Staffed primarily with Black soldiers, the famed convoy system supplied Allied forces moving quickly through Europe.
"(And) then we'd guard the German POWs. That was our duty, and the stockade," he added.
It wasn't all terrible.
"My uncle was in Belgium. That's where I met my uncle, and that's the first place we got ice cream," he said before pausing and continuing with a smile. "That was beautiful."
Not to mention, he served alongside a few others you may know.
"I saw Joe Louis and Sugar Ray Robinson. They were in our outfit in Augusta, Georgia."
He still recalls one of the first things he did when he returned from war.
"When we came back, we went to a theater in New York. Buddy Johnson's band was there, and his sister sang 'Uncle Sam Ain't No Woman, but He Can Sure Get Your Man,'" he said with a laugh, "and the folks in the theater went wild."
After the war, Malone married his high school sweetheart and returned to Decatur.
"I worked at the train station for 35 years for Southern Railway."
He's now the oldest living employee of the Decatur Southern Railway Depot.
If you want to really see him smile, ask about a trip with his fellow veterans that he took a few years back to our nation's capital.
"They put us up in this 5-star hotel, fed us, and it was just beautiful."
That trip included an extra special moment at Arlington Cemetery.
"I saw Obama do that and I said, 'Wow,' and then they come around and I did the same thing, I laid the wreath at the Tomb of the Unknown Soldier," Malone said.
While the pandemic may have ended his golf game, as par for the course, he still presses on.
"The good lord is still keeping his loving hands on me."
He's taking time to enjoy all of life's precious moments.
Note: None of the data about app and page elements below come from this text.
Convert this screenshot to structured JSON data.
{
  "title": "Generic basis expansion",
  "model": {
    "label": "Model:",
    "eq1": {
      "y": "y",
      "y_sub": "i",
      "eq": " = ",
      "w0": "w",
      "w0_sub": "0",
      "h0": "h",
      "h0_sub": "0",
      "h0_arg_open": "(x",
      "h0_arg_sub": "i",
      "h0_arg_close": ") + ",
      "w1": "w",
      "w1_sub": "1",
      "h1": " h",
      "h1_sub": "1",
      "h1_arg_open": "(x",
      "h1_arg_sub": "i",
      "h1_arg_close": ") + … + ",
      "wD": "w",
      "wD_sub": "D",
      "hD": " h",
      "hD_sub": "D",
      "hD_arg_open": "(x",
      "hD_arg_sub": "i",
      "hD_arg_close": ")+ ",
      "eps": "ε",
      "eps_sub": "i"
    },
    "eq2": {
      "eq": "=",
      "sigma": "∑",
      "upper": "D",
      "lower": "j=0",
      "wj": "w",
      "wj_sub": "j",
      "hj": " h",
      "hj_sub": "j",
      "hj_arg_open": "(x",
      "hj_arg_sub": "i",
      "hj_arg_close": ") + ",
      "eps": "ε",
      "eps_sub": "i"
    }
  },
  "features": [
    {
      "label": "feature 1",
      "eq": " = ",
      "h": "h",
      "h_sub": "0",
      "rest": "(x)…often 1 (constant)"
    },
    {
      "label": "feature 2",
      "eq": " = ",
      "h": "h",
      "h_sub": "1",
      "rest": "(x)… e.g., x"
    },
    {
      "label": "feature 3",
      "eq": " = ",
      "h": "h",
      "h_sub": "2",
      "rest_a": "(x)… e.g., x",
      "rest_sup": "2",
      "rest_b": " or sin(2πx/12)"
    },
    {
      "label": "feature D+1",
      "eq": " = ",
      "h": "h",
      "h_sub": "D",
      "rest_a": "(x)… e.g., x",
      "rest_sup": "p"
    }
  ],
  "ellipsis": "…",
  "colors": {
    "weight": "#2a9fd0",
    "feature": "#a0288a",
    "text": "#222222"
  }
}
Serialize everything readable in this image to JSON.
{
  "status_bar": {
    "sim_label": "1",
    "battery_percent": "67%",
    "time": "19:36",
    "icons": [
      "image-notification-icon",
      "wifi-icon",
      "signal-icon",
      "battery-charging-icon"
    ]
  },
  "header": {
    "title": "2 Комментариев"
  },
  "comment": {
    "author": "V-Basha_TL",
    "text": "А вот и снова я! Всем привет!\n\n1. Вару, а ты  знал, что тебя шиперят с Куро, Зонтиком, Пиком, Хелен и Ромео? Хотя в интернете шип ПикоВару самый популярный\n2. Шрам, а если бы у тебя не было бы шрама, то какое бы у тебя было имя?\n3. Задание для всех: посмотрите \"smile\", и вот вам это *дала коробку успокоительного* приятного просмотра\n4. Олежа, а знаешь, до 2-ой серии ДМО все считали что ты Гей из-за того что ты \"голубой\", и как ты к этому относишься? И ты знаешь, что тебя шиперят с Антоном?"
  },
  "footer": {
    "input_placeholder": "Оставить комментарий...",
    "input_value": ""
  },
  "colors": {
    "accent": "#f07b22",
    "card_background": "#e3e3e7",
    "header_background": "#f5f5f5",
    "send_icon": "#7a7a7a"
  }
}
From all of us here at WAAY 31, we'd like to wish Ross Malone Jr. a very happy 100th birthday and thank you for your service.